Write to the Point
As a parent, and now grandparent, my heart aches, my eyes roll and I had to shake my head over two recent news stories.
They both involved families doing family things. Each had different outcomes. One ended in tragedy while the other, luckily, happily, if not drowning in waves of controversy.
The tales are those of the Kolves family from not far away in the Columbia Basin, and the Kaufmans from California.
The Kolves were thrust into the headlines March 30, when what was originally reported as simply a tragic traffic accident that took the lives of dad, Scott and one of his three sons, Korey. All were in a pickup truck that plunged into a canal south of Coulee City.
Had it not been for the efforts of fishermen, and a Department of Fish and Wildlife agent, perhaps the two other Kolves sons may not have made it, either.
Eric and Charlotte Kaufman’s tale surfaced over this past weekend after the San Diego couple with two small children, Lyra, 1, and Cora, 3, were rescued some 1,000 miles at sea off the Mexican coast. Their long-held plans to sail around the world were dashed when their 36-foot sailboat — The Rebel Heart — experienced problems that set them adrift.
The Kolves, it seems, will forever be haunted by dad deciding that driving along a dirt road next to an irrigation canal was the place to let his 10-year-old son take the wheel and teach him how to drive.
I first grabbed the wheel of the old family car when I was about 14 and visiting friends who lived outside Starbuck, Wash.
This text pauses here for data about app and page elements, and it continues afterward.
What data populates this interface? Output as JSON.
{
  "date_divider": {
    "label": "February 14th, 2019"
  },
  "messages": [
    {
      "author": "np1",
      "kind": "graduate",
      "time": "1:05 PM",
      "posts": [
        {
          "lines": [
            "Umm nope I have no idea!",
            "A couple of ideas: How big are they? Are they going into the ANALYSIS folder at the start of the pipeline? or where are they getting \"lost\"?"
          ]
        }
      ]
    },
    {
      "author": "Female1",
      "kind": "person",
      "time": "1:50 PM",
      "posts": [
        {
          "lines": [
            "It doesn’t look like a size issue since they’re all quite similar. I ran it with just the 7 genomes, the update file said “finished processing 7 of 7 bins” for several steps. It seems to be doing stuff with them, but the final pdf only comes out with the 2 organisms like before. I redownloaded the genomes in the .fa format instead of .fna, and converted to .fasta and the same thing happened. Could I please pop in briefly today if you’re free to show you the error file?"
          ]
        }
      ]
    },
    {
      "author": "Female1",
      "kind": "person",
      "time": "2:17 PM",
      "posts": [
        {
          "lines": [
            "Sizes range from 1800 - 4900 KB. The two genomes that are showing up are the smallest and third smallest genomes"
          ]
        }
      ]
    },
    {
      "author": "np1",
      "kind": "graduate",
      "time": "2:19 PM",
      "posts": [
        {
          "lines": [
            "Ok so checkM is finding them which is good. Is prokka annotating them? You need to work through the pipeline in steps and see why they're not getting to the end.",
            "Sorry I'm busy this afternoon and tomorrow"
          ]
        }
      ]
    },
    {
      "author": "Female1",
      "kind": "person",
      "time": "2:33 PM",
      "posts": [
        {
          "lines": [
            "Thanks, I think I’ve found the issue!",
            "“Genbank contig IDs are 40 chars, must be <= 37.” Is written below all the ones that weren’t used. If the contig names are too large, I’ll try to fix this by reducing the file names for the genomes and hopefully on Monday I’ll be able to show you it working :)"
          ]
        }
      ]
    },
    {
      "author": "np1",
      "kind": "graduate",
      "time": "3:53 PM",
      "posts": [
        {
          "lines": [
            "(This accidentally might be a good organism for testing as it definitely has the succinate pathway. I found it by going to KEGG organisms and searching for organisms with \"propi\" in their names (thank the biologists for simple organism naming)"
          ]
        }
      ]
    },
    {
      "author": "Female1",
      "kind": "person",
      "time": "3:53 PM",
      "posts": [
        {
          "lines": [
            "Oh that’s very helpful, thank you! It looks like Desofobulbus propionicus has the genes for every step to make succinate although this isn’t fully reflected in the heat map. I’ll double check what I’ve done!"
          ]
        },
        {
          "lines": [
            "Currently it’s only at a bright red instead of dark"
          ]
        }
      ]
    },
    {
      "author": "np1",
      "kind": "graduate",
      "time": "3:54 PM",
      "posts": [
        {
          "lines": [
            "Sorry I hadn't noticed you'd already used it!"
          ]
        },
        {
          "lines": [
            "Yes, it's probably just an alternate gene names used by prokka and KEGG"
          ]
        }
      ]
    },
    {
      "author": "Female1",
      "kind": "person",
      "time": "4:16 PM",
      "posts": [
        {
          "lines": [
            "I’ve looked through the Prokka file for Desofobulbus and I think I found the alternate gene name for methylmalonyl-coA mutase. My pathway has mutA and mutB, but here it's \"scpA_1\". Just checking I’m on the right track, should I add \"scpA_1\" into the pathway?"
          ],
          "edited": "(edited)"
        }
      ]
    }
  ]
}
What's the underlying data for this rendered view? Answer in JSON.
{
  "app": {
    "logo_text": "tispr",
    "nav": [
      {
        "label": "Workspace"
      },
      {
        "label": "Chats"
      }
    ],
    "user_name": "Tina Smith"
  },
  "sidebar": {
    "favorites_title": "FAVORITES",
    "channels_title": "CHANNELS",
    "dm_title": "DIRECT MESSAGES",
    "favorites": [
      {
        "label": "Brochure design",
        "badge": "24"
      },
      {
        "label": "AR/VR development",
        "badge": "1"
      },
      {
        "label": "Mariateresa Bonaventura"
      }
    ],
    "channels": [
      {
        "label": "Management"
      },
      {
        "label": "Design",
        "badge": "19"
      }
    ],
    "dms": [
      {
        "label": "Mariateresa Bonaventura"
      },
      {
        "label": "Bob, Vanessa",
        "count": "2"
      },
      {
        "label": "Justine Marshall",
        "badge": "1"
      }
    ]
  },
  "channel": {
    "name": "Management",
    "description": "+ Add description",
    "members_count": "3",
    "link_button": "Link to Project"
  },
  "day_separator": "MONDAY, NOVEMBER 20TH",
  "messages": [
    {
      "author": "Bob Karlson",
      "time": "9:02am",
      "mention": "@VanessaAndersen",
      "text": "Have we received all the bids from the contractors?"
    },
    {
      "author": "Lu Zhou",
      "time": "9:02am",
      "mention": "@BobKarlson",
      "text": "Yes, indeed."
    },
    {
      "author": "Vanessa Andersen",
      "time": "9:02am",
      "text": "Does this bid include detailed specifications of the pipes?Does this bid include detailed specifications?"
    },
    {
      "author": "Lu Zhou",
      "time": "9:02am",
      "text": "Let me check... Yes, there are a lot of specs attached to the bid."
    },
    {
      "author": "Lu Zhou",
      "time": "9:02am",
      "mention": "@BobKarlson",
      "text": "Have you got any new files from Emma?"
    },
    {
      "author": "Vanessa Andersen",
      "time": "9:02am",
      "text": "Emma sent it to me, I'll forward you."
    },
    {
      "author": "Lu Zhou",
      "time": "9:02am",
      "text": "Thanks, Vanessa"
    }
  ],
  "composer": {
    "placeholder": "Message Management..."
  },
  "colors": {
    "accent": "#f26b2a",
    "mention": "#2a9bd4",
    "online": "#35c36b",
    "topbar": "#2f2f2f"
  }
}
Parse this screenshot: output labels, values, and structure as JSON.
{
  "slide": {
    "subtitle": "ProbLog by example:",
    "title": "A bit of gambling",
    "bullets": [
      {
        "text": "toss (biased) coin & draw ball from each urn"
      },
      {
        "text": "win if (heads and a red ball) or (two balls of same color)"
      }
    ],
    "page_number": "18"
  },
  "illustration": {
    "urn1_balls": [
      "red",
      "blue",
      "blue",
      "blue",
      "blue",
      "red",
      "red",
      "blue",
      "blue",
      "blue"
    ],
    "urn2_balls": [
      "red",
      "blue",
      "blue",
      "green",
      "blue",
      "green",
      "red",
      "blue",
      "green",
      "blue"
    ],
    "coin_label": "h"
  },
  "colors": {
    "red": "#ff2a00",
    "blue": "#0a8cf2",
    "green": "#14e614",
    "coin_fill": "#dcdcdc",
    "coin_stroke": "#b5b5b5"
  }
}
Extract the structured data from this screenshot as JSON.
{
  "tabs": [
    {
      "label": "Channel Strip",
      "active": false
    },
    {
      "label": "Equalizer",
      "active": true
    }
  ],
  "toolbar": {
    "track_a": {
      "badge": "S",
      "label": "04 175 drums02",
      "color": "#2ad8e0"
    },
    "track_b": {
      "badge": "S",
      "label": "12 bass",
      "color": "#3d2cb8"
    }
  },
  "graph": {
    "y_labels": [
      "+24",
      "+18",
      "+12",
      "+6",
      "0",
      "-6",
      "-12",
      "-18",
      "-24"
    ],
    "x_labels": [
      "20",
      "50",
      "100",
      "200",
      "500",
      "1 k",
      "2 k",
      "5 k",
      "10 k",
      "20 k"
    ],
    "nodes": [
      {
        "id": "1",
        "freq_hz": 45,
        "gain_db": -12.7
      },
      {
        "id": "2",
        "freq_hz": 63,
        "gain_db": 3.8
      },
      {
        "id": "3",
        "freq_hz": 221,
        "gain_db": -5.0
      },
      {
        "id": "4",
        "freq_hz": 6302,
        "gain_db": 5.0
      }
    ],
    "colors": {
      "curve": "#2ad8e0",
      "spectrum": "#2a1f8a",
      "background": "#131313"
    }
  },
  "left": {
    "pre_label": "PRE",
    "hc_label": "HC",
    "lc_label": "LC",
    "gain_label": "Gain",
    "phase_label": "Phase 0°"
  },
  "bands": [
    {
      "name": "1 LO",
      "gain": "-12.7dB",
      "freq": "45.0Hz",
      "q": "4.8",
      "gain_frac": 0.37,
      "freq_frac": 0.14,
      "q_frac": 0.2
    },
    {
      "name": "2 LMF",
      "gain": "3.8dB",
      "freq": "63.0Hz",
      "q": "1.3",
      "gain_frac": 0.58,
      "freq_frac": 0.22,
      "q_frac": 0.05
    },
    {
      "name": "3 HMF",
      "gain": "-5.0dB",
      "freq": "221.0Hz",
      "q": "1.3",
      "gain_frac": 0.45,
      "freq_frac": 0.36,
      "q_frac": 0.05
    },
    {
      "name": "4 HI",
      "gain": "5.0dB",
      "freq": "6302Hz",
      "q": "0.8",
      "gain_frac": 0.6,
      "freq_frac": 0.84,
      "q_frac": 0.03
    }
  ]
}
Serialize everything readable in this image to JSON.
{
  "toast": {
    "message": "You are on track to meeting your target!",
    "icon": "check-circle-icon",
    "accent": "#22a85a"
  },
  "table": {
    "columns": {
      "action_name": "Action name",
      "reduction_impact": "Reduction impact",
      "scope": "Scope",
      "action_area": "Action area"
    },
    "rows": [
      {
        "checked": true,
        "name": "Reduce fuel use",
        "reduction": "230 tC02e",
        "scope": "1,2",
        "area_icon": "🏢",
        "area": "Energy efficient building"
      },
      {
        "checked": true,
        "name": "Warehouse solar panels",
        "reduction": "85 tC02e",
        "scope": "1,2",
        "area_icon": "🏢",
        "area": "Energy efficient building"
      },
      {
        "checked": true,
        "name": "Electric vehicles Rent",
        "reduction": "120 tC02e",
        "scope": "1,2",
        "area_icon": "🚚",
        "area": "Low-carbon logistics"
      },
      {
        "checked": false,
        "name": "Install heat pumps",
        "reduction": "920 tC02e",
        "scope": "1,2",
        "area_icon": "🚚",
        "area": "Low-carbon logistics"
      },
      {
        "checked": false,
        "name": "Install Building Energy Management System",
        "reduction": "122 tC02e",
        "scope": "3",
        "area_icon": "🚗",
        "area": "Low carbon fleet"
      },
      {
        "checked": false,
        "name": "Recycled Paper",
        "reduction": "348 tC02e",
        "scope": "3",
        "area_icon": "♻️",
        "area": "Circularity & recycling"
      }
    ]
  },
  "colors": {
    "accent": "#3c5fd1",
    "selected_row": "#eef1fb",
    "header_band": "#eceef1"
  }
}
My buddy Scott and I drive around a big field along the meandering Tucannon River, ironically a place now 50-feet under water behind the reservoir of Little Goose Dam on the Snake River.
The biggest hazards there was the fact that I was driving a Corvair, and there were the rattlesnakes that loved to sometimes sun themselves on the porch.
There’s surely a cloud of second-guessing so thick it makes breathing very difficult as the Kolves family tries to put their lives back together as best as they can.
They’re the one’s for which my heart aches. Questioning the whys of the Kolves’ tragic story is senseless piling-on.
The fortunate ones are the Kaufman’s. Their family remains intact after the Rebel Heart’s problems. They can thank the National Guard, the U.S. Navy and U.S. Coast Guard, for locating and finally bringing them back to civilization.
Over the years, I offered parenting advice about as often as I changed the diapers for other people’s infants. That’s a big zero.
However, it never did keep me from wondering just what was in the Kaufman’s heads? Just what they thought was at all wise to pack up innocent children who probably would remember but a fraction of the voyage, had it happened. The infant, for crying out loud, had just gotten over salmonella poisoning.
For years I watched as friends slowly built and retrofit a sailboat that they too hoped might one day allow them to follow their dreams — and the winds — on a voyage around the world. The only difference was they were retired before they attempted the voyage.
Aside from the tremendous cost and risks the Kaufmans put rescuers through, they needlessly put their innocent children at risk. They, of course, are in the midst of a firestorm of controversy, and rightly so.
The only downside is that the Kaufman’s 15 minutes of fame will surely morph into more. There will be a book and a movie. They’ll surely be heroes and pioneers in some circles.
Oh, what a team the Kaufman’s are.
They’re the ones that make my head shake and my eyes roll.
Paul Delaney can be reached at email@example.com.